Information given

#####

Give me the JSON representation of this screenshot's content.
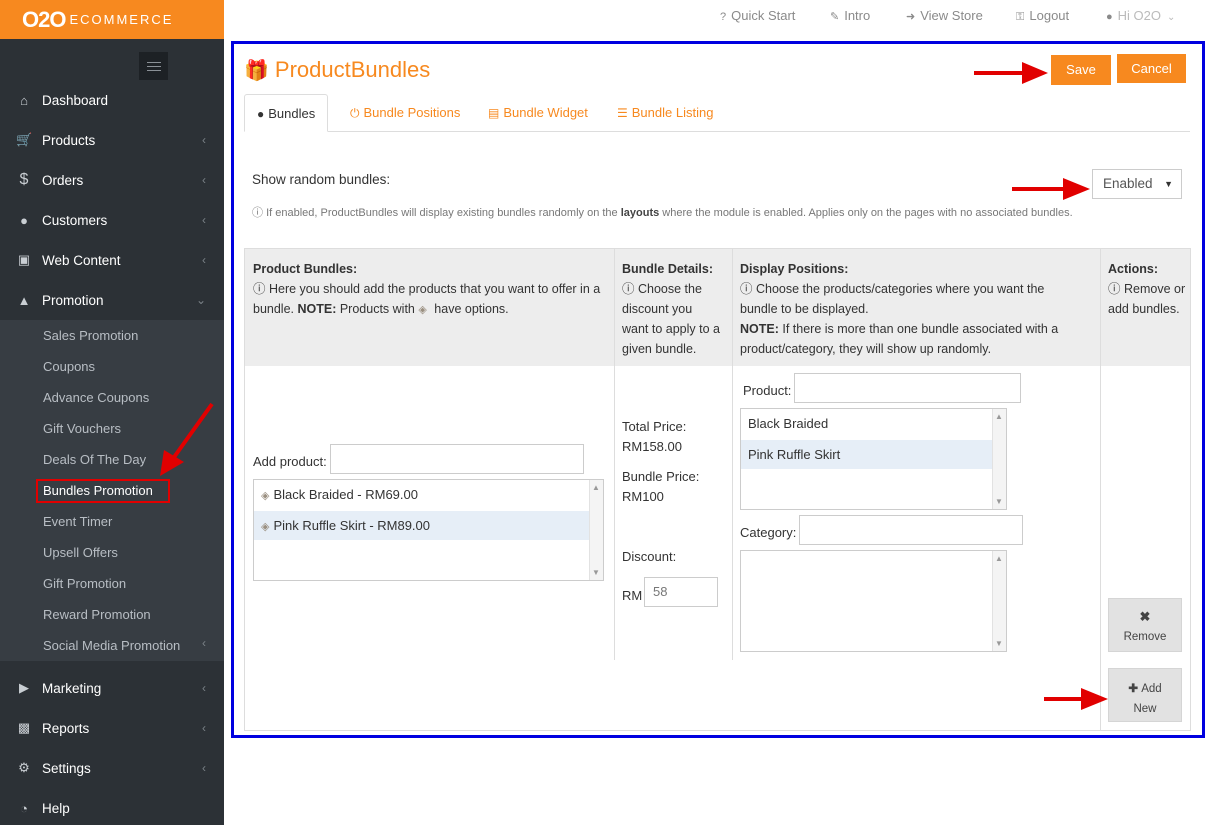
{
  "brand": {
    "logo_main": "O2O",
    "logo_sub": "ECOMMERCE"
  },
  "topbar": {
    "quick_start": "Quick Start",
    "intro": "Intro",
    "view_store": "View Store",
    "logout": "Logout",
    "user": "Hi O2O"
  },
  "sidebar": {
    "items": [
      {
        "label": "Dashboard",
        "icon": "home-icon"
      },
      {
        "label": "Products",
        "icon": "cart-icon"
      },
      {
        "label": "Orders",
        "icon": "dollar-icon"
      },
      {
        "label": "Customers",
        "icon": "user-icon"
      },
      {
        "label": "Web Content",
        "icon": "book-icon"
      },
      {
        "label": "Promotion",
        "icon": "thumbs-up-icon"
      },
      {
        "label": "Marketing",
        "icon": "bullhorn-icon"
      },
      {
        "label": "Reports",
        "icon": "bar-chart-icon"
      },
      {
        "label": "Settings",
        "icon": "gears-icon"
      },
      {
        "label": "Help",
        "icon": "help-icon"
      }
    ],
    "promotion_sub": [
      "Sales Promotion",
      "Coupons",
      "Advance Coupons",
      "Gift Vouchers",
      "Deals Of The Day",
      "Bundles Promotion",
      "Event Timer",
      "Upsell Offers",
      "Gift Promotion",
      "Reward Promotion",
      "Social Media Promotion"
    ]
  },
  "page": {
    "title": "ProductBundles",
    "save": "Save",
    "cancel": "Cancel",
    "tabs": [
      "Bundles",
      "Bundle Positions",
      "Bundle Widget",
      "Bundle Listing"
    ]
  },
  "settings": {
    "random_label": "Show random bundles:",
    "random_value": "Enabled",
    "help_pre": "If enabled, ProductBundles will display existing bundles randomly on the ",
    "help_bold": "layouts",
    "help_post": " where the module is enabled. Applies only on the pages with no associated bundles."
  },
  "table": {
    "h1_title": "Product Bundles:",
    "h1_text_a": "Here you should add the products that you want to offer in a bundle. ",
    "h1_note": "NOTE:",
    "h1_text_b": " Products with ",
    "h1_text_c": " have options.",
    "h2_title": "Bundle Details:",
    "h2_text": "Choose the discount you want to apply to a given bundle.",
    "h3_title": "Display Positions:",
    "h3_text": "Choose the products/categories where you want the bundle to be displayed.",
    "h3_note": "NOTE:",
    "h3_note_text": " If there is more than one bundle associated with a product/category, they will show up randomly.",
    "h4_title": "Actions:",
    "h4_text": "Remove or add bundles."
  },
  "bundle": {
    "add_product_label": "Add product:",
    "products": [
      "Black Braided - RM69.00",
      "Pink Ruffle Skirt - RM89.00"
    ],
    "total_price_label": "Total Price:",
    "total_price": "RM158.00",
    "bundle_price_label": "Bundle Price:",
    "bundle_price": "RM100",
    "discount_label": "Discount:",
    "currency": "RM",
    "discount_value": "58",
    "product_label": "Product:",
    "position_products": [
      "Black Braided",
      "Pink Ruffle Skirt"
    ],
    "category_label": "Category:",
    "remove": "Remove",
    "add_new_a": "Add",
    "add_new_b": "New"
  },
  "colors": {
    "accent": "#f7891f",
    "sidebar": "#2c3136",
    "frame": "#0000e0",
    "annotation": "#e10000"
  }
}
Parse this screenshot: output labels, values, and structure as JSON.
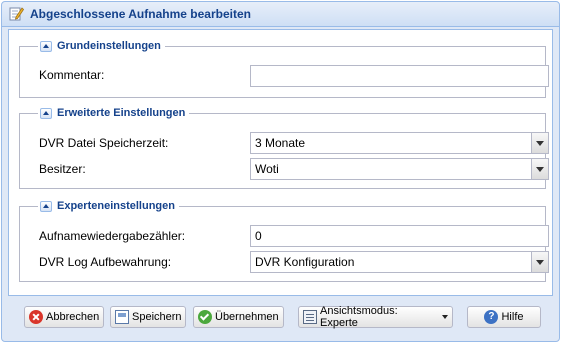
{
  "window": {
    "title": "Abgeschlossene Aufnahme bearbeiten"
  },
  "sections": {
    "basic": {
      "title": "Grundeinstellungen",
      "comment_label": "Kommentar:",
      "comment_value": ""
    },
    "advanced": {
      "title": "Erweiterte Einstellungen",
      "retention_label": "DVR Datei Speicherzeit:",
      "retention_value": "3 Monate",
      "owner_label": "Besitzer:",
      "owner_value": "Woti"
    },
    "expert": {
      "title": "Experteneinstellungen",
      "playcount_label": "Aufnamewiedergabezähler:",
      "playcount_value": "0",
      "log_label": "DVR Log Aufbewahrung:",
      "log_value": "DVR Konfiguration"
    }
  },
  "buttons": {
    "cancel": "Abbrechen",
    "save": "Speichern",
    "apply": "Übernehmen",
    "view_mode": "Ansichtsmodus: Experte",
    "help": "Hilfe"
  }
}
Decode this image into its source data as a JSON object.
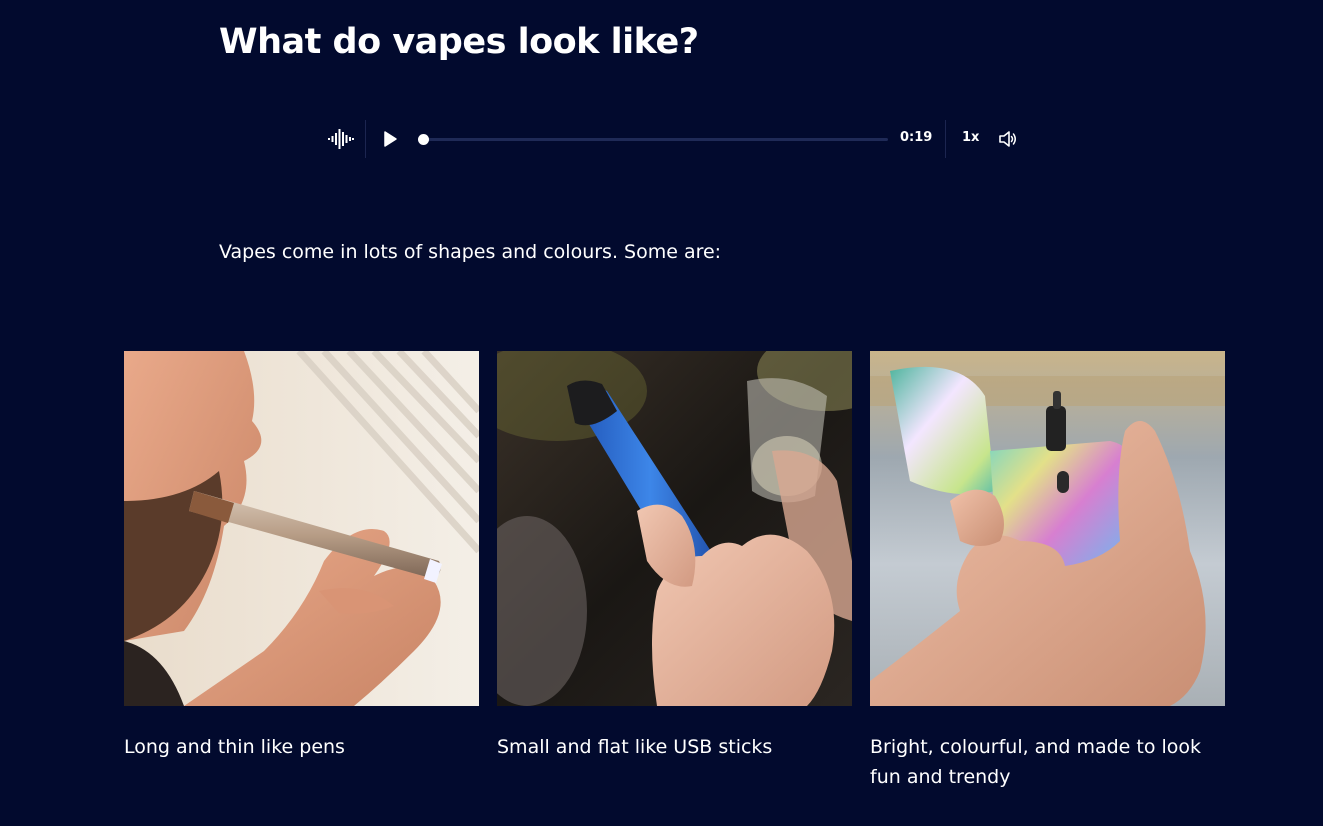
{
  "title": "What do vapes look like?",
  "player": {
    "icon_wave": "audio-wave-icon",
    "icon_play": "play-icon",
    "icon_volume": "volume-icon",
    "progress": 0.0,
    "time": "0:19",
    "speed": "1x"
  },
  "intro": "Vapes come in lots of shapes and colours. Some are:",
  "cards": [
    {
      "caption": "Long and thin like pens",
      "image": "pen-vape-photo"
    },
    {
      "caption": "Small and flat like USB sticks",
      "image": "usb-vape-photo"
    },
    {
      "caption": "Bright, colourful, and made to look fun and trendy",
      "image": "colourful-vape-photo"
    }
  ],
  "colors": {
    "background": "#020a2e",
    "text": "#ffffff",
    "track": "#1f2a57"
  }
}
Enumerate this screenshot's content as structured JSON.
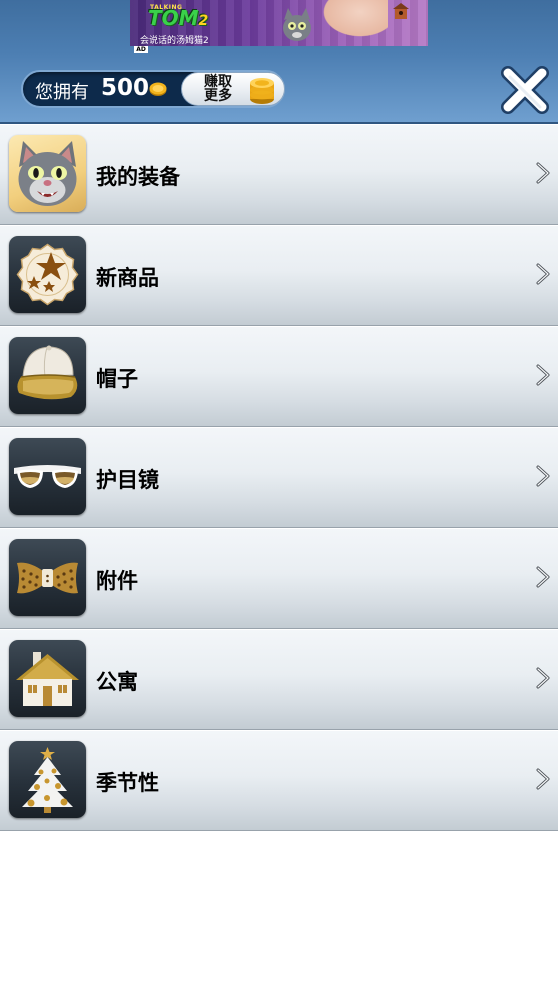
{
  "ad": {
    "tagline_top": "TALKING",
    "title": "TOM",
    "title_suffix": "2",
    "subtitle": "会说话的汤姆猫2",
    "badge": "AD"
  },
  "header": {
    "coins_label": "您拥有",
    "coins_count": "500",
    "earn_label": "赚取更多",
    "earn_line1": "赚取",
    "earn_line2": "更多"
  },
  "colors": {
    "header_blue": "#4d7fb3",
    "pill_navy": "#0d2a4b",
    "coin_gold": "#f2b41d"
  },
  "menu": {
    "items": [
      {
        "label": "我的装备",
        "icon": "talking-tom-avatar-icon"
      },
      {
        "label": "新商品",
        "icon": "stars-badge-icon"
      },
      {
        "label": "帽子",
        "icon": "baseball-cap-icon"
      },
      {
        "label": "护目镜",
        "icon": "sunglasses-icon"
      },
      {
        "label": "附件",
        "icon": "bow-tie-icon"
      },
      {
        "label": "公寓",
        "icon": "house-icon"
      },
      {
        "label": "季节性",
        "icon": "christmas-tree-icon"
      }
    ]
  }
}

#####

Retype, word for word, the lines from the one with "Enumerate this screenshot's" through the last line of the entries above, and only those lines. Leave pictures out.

Enumerate this screenshot's content as structured JSON.
{
  "ad": {
    "tagline_top": "TALKING",
    "title": "TOM",
    "title_suffix": "2",
    "subtitle": "会说话的汤姆猫2",
    "badge": "AD"
  },
  "header": {
    "coins_label": "您拥有",
    "coins_count": "500",
    "earn_label": "赚取更多",
    "earn_line1": "赚取",
    "earn_line2": "更多"
  },
  "colors": {
    "header_blue": "#4d7fb3",
    "pill_navy": "#0d2a4b",
    "coin_gold": "#f2b41d"
  },
  "menu": {
    "items": [
      {
        "label": "我的装备",
        "icon": "talking-tom-avatar-icon"
      },
      {
        "label": "新商品",
        "icon": "stars-badge-icon"
      },
      {
        "label": "帽子",
        "icon": "baseball-cap-icon"
      },
      {
        "label": "护目镜",
        "icon": "sunglasses-icon"
      },
      {
        "label": "附件",
        "icon": "bow-tie-icon"
      },
      {
        "label": "公寓",
        "icon": "house-icon"
      },
      {
        "label": "季节性",
        "icon": "christmas-tree-icon"
      }
    ]
  }
}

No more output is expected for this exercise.